Task to carry out:
Search the records for the string "icon" and return each line that has it.

Entries from a dataset of interfaces:
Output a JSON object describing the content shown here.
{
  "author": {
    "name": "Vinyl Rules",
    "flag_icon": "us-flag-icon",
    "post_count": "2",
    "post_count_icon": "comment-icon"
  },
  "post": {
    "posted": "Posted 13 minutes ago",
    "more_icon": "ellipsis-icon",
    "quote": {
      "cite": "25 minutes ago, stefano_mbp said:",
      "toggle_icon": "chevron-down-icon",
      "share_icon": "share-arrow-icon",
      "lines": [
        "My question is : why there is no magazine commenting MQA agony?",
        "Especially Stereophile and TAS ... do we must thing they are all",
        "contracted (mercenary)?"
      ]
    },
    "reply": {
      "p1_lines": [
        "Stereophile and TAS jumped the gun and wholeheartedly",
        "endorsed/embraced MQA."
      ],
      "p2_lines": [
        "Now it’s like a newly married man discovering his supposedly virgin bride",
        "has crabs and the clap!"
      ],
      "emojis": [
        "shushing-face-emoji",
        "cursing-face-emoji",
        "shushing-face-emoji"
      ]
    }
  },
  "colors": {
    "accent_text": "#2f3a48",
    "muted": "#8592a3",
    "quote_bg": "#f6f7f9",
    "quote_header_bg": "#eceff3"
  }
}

Final answer:
    "flag_icon": "us-flag-icon",
    "post_count_icon": "comment-icon"
    "more_icon": "ellipsis-icon",
      "toggle_icon": "chevron-down-icon",
      "share_icon": "share-arrow-icon",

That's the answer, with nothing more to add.